People around the world will be experiencing and explaining what to know about World Prematurity Day today, on November 17th, when purple will adorn buildings, banners, and flyers. It’s a campaign led by March of Dimes, an international organization whose purpose is to spread awareness about the unfortunately common occurrence.
1 in 10 babies are born prematurely
Prematurely born babies face multiple issues throughout their lives, be it long-term damaging effects or even death upon delivery. It’s a tragic event that has been in decline since 2006, but the numbers remain high. According to the World Health Organization, around 15 million babies are still born prematurely (before 37 weeks of gestation).
That means that 1 in 10 newborn children are delivered before term. And, among them, 1 million perish due to unfortunate complications. It’s still a prevalent problem, and now officially deemed as the number one cause of death of newborn children. The occurrences are unfortunately common, especially in African nations and countries in South Asia, where 60% of the cases happen.

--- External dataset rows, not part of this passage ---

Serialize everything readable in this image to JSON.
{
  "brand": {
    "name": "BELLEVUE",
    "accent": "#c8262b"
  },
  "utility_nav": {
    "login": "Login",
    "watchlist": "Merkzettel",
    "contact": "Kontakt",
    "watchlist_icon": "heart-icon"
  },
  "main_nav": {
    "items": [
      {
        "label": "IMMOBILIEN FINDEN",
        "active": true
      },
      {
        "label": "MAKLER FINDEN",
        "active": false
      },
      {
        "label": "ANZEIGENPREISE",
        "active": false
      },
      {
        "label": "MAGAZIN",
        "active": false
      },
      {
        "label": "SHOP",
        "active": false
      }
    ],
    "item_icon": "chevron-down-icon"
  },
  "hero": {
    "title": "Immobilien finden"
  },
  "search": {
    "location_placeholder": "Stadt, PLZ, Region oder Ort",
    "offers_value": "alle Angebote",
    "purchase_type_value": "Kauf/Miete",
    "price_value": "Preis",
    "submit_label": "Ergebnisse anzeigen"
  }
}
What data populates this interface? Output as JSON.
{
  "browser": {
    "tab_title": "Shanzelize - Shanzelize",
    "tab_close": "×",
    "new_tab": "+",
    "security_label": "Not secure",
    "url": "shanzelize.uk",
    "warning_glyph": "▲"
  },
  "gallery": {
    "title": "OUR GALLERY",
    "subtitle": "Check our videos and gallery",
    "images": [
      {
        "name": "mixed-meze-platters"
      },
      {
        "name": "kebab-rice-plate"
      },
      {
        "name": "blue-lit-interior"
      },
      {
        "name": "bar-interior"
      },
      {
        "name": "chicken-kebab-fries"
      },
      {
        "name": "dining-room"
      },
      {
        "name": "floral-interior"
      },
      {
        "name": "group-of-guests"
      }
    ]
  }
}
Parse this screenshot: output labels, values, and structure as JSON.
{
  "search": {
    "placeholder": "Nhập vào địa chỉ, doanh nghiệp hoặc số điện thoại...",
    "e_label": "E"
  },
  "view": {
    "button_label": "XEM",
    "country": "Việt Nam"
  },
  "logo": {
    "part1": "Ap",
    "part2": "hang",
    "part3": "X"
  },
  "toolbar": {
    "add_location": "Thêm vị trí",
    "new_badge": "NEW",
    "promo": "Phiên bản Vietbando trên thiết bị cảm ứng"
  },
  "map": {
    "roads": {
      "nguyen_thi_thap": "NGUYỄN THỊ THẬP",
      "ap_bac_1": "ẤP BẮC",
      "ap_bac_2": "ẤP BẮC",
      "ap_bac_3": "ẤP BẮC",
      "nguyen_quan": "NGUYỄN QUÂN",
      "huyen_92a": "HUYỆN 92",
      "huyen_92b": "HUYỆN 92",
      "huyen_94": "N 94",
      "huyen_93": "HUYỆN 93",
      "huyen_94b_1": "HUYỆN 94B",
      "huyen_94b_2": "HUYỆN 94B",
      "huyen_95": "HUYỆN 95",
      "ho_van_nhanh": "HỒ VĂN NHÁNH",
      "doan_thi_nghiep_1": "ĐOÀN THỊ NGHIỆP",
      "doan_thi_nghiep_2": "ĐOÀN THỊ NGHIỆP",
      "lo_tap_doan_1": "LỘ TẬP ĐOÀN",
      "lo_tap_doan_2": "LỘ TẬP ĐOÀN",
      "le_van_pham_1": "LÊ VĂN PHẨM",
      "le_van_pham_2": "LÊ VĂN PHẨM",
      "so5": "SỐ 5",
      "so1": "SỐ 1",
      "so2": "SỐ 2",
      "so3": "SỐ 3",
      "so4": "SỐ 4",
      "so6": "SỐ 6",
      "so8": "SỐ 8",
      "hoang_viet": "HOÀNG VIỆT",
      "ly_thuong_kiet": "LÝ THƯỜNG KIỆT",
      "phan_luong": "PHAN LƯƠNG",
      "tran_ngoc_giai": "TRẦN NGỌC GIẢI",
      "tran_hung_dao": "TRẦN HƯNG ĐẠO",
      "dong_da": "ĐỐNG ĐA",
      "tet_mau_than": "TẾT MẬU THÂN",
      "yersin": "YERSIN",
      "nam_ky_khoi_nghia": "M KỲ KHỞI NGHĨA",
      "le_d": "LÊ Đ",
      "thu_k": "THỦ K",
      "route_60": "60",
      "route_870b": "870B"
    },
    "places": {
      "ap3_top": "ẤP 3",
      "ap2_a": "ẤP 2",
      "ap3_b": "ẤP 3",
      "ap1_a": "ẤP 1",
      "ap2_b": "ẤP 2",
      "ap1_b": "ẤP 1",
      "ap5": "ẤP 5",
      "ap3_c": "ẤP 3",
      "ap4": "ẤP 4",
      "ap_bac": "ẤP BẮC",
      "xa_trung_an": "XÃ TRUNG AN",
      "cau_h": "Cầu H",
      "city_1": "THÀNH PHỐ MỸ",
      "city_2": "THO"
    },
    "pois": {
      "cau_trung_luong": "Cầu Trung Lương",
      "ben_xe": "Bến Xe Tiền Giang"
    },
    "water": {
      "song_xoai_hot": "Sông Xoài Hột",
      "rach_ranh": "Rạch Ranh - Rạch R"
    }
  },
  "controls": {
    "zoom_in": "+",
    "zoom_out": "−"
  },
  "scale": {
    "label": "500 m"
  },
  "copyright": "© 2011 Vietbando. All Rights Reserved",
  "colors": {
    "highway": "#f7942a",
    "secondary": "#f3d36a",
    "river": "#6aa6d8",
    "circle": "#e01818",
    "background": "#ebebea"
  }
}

It may lead to the death of the newborn children, or see to long-term effects, such as cerebral palsy, delayed development, loss of vision or impaired mental capacities. Around half of the causes are still unknown, with some of the most common being infection, high or low maternal age, low socioeconomic status, smoking, and predisposition due to a prior preterm birth.
Bringing awareness to the public
March of Dimes has made it their mission to ensure that every baby is delivered at full term, bringing awareness, advice, and guides for mothers worldwide to secure the health of their children. Buildings in the United States, Turkey, and Germany will be colored purple in honor of the campaign.
Multiple organizations have gathered their efforts in hope to lower the numbers of prematurely born babies, and see to more of them delivered at a healthy full term (39-40 weeks of gestation). Many experts believe that around 75% of these babies could be saved through careful prenatal and postnatal care. Most of them wouldn’t cost a dime.
Roadmap to avoiding preterm birth
Part of the campaign is to release a ‘roadmap’, a set of instructions, that may aid mothers into securing their baby’s well being. They include attending group parental care, and getting help to stop smoking before or during the pregnancy. Otherwise, this could lower the child’s weight at birth and make them vulnerable to health issues.
Furthermore, they discourage elective births before 39 weeks of gestation when it’s not strictly necessary. Mothers should also follow fertility treatments, take low-dose aspirins to avoid preeclampsia, and receive progesterone treatments if they’ve had a prior preterm birth. According to Dr. Edward McCabe, women planning on a second child should also wait 18 months after the first birth, in order to make sure their bodies will recover.
The March of Dimes hopes that by helping women around the world, and creating awareness, they could spare around 1.3 million babies from being prematurely born.
Image source: marchforbabies.org